  • Failure to effectively accomplish safety policies, plans, processes, procedures or practices. For instance, supervisors may not be performing safety inspections as required.
  • Failure to provide training, resources, enforcement, supervision, and leadership. For example, although it's required by the training plan, written tests are not being administered during lockout/tagout training.

Do you see why conducting the baseline survey and program analysis is so important? These processes are capable of providing a wealth of valuable data that can help safety staff develop solutions and make recommendations that can dramatically improve employee safety. Once again, we cannot emphasize enough how important to understand every cause has an effect. What you see are the effects. What you must uncover are the hidden root causes.

Bottom line Idea: If you deal with the causes, the symptoms do not arise.

Last words

That's it for Module 2. I hope the information in this module has given you a better understanding of the basic concepts of analysis and evaluation. Remember, it's all about fixing the system. In Module 3, we'll continue to discuss root cause analysis.


Before beginning this quiz, we highly recommend you review the module material. This quiz is designed to allow you to self-check your comprehension of the module content, but only focuses on key concepts and ideas.

Read each question carefully. Select the best answer, even if more than one answer seems possible. When done, click on the "Get Quiz Answers" button. If you do not answer all the questions, you will receive an error message.

Good luck!

1. This process breaks down the whole into its constituent parts to determine their nature.

2. To get a better idea what the SMS looks like, it's a good idea to conduct a _____.

3. Bottom line, if a program doesn't exist, we may have a _____ _____ problem.

4. If a program exists, but people are not following its guidelines, we may have a _____ _____ problem.

5. All of the following are mentioned as important methods to take a closer look at each SMS program, except _____.

6. This very important process is effective in finding out what employees think, feel, and believe about the quality of safety in the organization.

7. Which of the following processes is used to take a close look at a safety program?

8. All of the following describe surface effects or symptoms, except _____.

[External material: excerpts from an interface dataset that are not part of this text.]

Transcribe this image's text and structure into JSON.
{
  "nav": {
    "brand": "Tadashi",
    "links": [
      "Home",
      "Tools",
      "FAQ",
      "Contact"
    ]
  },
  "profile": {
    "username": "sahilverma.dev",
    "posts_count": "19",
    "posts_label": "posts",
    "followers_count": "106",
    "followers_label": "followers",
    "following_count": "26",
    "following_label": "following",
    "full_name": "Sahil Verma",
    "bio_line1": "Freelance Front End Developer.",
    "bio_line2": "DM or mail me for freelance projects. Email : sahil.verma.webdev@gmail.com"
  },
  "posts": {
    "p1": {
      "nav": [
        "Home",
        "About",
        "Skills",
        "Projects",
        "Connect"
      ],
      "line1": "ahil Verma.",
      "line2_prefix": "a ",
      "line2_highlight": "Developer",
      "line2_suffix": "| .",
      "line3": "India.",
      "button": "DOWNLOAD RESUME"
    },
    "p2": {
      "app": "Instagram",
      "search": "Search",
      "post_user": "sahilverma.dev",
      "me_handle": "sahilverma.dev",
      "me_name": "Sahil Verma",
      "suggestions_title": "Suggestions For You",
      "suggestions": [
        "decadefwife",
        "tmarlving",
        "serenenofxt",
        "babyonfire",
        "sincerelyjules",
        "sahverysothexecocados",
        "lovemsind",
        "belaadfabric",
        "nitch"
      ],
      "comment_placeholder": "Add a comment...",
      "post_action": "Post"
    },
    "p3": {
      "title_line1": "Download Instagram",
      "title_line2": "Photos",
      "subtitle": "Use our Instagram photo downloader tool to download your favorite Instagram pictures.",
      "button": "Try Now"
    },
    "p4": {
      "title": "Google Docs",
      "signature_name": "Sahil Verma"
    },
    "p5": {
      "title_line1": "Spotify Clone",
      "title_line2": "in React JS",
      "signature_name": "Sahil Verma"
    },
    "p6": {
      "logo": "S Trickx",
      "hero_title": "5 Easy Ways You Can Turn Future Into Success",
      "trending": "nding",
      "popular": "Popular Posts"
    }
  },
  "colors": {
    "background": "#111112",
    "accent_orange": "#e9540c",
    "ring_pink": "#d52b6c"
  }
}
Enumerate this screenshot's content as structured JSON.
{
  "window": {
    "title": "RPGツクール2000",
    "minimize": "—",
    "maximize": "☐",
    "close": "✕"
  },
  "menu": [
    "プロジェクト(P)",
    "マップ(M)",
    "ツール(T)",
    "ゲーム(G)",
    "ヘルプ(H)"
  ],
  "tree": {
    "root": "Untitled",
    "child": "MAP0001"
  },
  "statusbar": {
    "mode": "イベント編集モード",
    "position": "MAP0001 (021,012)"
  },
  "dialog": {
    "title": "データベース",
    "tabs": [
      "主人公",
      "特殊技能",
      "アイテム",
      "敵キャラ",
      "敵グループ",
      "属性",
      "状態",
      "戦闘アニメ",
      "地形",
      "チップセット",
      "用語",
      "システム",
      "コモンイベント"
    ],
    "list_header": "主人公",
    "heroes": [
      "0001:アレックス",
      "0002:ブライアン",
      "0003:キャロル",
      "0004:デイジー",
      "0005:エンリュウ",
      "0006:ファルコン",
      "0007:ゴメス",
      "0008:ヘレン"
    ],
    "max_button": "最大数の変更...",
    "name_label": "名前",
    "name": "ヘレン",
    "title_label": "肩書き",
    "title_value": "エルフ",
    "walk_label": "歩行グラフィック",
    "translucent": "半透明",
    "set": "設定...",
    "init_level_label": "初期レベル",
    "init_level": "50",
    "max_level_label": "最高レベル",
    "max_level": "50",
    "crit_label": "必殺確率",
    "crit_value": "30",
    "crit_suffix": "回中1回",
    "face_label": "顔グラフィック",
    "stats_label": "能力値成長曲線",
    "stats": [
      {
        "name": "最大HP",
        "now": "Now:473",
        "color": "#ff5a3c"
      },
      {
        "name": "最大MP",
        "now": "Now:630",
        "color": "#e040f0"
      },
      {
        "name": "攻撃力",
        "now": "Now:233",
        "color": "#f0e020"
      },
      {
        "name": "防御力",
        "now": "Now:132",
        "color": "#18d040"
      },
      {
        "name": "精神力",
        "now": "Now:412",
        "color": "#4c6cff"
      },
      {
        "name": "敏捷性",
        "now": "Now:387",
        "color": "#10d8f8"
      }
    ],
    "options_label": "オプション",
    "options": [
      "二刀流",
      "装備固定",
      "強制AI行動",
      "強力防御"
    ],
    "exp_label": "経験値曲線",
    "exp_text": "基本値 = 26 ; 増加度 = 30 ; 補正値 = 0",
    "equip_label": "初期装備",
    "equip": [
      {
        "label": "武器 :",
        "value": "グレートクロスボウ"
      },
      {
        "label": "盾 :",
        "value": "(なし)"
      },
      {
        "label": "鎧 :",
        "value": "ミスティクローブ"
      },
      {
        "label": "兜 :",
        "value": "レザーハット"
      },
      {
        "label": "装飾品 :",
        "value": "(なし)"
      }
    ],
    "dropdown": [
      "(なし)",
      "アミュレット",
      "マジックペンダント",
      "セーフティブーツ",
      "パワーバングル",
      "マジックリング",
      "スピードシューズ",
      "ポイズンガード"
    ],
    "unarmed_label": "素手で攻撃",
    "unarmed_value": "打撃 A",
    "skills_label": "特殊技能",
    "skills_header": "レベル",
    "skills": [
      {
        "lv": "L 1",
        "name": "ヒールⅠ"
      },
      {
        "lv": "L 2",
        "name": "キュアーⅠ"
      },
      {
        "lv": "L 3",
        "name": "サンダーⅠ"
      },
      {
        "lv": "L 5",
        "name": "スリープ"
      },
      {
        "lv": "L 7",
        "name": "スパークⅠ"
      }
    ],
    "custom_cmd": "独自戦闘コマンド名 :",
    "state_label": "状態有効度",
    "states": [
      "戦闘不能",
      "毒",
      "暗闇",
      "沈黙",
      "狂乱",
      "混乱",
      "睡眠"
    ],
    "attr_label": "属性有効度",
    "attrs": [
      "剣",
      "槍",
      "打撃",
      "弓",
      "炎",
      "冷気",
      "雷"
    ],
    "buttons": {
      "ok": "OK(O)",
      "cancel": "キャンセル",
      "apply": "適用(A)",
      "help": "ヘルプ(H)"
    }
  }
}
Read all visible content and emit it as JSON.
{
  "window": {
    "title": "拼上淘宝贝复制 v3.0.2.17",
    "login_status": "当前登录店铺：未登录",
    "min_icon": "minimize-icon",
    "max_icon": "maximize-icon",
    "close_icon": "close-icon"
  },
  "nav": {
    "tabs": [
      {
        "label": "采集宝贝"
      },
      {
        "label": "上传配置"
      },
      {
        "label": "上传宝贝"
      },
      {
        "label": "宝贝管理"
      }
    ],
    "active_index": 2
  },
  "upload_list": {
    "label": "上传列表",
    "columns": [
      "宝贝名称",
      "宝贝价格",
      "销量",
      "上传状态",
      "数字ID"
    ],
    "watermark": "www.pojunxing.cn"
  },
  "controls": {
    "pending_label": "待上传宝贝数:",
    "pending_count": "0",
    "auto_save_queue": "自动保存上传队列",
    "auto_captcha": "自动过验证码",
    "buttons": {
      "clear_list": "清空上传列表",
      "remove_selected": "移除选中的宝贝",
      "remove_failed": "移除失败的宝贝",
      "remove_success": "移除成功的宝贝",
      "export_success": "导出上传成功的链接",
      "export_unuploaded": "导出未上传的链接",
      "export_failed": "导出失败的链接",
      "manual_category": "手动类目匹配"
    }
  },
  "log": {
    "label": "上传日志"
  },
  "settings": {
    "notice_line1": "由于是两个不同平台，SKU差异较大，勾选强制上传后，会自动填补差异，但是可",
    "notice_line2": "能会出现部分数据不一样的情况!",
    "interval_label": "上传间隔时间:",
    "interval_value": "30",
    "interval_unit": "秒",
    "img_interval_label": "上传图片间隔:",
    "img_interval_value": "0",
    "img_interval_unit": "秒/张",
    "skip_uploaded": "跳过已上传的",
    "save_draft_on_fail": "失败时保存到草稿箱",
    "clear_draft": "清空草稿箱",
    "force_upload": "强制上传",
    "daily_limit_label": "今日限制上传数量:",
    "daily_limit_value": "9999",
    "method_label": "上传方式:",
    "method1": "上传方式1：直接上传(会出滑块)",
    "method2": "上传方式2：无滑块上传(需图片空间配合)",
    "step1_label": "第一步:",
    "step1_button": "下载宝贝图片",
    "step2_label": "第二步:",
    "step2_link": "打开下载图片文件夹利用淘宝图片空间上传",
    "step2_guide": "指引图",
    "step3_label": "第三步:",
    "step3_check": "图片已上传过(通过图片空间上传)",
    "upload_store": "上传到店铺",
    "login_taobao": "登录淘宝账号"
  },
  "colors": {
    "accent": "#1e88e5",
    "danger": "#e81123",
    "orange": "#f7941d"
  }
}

9. Which of the following is not considered a root cause?

10. If you deal with the _____, the _____ do not arise.

Have a great day!

Important! You will receive an "error" message unless all questions are answered.